_Exercise input:_
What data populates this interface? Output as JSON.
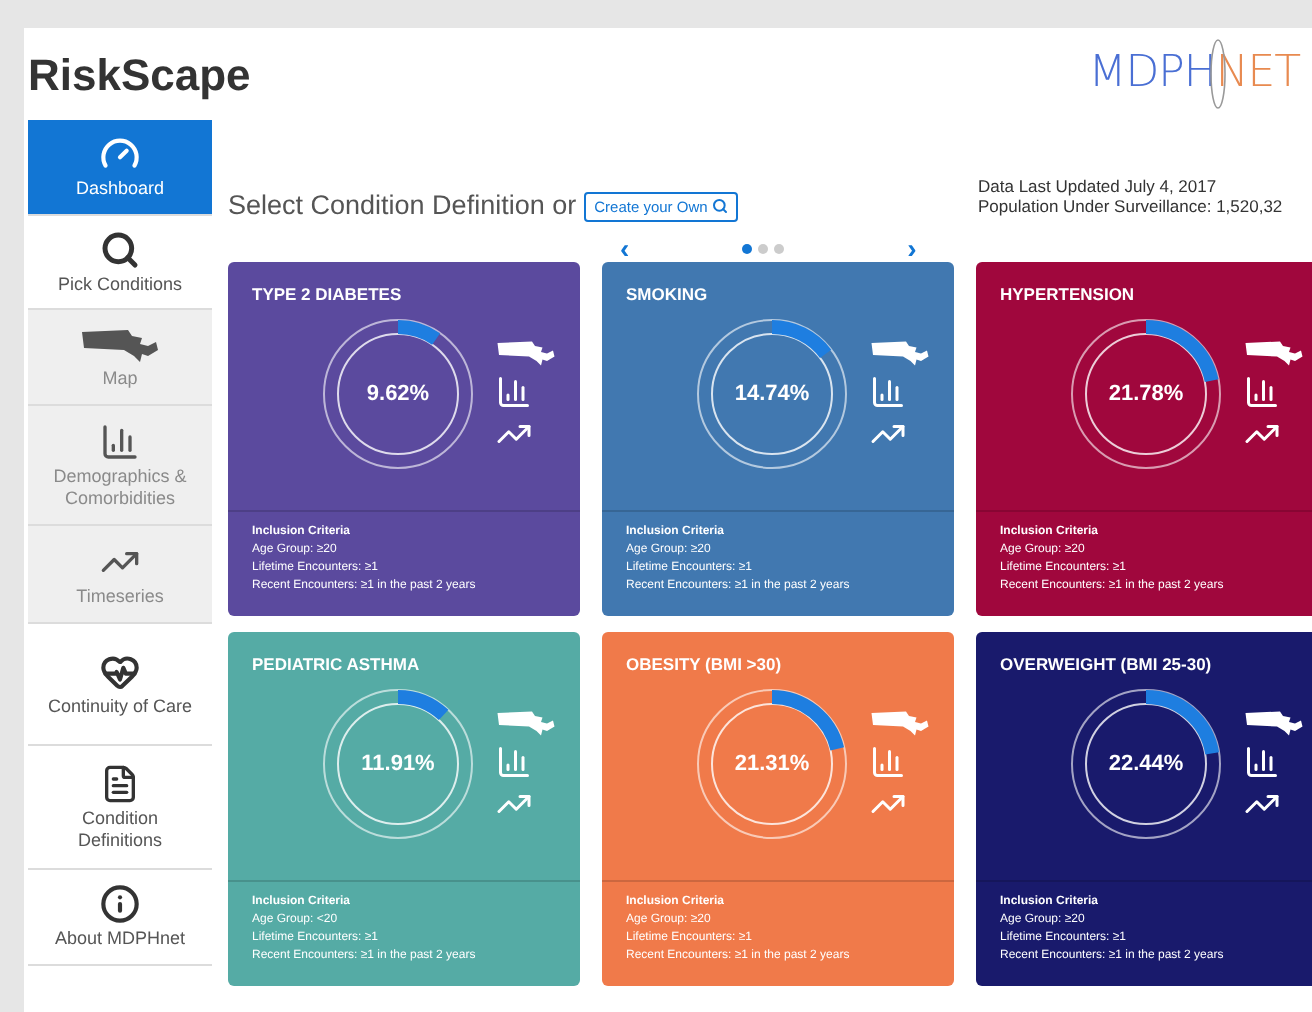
{
  "app_title": "RiskScape",
  "logo": {
    "part_1": "MDPH",
    "part_2": "NET"
  },
  "sidebar": {
    "items": [
      {
        "kind": "dashboard",
        "label": "Dashboard",
        "selected": true,
        "disabled": false
      },
      {
        "kind": "search",
        "label": "Pick Conditions",
        "selected": false,
        "disabled": false
      },
      {
        "kind": "map",
        "label": "Map",
        "selected": false,
        "disabled": true
      },
      {
        "kind": "bars",
        "label": "Demographics & Comorbidities",
        "selected": false,
        "disabled": true
      },
      {
        "kind": "trend",
        "label": "Timeseries",
        "selected": false,
        "disabled": true
      },
      {
        "kind": "heart",
        "label": "Continuity of Care",
        "selected": false,
        "disabled": false
      },
      {
        "kind": "document",
        "label": "Condition Definitions",
        "selected": false,
        "disabled": false
      },
      {
        "kind": "info",
        "label": "About MDPHnet",
        "selected": false,
        "disabled": false
      }
    ]
  },
  "prompt": "Select Condition Definition or",
  "create_button": "Create your Own",
  "data_info": [
    "Data Last Updated July 4, 2017",
    "Population Under Surveillance: 1,520,32"
  ],
  "carousel": {
    "prev": "‹",
    "next": "›",
    "pages": [
      {
        "selected": true
      },
      {
        "selected": false
      },
      {
        "selected": false
      }
    ]
  },
  "cards": [
    {
      "title": "TYPE 2 DIABETES",
      "value": "9.62%",
      "level": 0.0962,
      "color": "#5b4a9e",
      "criteria_title": "Inclusion Criteria",
      "criteria": [
        "Age Group: ≥20",
        "Lifetime Encounters: ≥1",
        "Recent Encounters: ≥1 in the past 2 years"
      ]
    },
    {
      "title": "SMOKING",
      "value": "14.74%",
      "level": 0.1474,
      "color": "#4178b0",
      "criteria_title": "Inclusion Criteria",
      "criteria": [
        "Age Group: ≥20",
        "Lifetime Encounters: ≥1",
        "Recent Encounters: ≥1 in the past 2 years"
      ]
    },
    {
      "title": "HYPERTENSION",
      "value": "21.78%",
      "level": 0.2178,
      "color": "#a0073d",
      "criteria_title": "Inclusion Criteria",
      "criteria": [
        "Age Group: ≥20",
        "Lifetime Encounters: ≥1",
        "Recent Encounters: ≥1 in the past 2 years"
      ]
    },
    {
      "title": "PEDIATRIC ASTHMA",
      "value": "11.91%",
      "level": 0.1191,
      "color": "#55aba5",
      "criteria_title": "Inclusion Criteria",
      "criteria": [
        "Age Group: <20",
        "Lifetime Encounters: ≥1",
        "Recent Encounters: ≥1 in the past 2 years"
      ]
    },
    {
      "title": "OBESITY (BMI >30)",
      "value": "21.31%",
      "level": 0.2131,
      "color": "#f07a4a",
      "criteria_title": "Inclusion Criteria",
      "criteria": [
        "Age Group: ≥20",
        "Lifetime Encounters: ≥1",
        "Recent Encounters: ≥1 in the past 2 years"
      ]
    },
    {
      "title": "OVERWEIGHT (BMI 25-30)",
      "value": "22.44%",
      "level": 0.2244,
      "color": "#191a6c",
      "criteria_title": "Inclusion Criteria",
      "criteria": [
        "Age Group: ≥20",
        "Lifetime Encounters: ≥1",
        "Recent Encounters: ≥1 in the past 2 years"
      ]
    }
  ]
}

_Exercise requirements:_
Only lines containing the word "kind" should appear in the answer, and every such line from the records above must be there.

_Solution to this task:_
        "kind": "dashboard",
        "kind": "search",
        "kind": "map",
        "kind": "bars",
        "kind": "trend",
        "kind": "heart",
        "kind": "document",
        "kind": "info",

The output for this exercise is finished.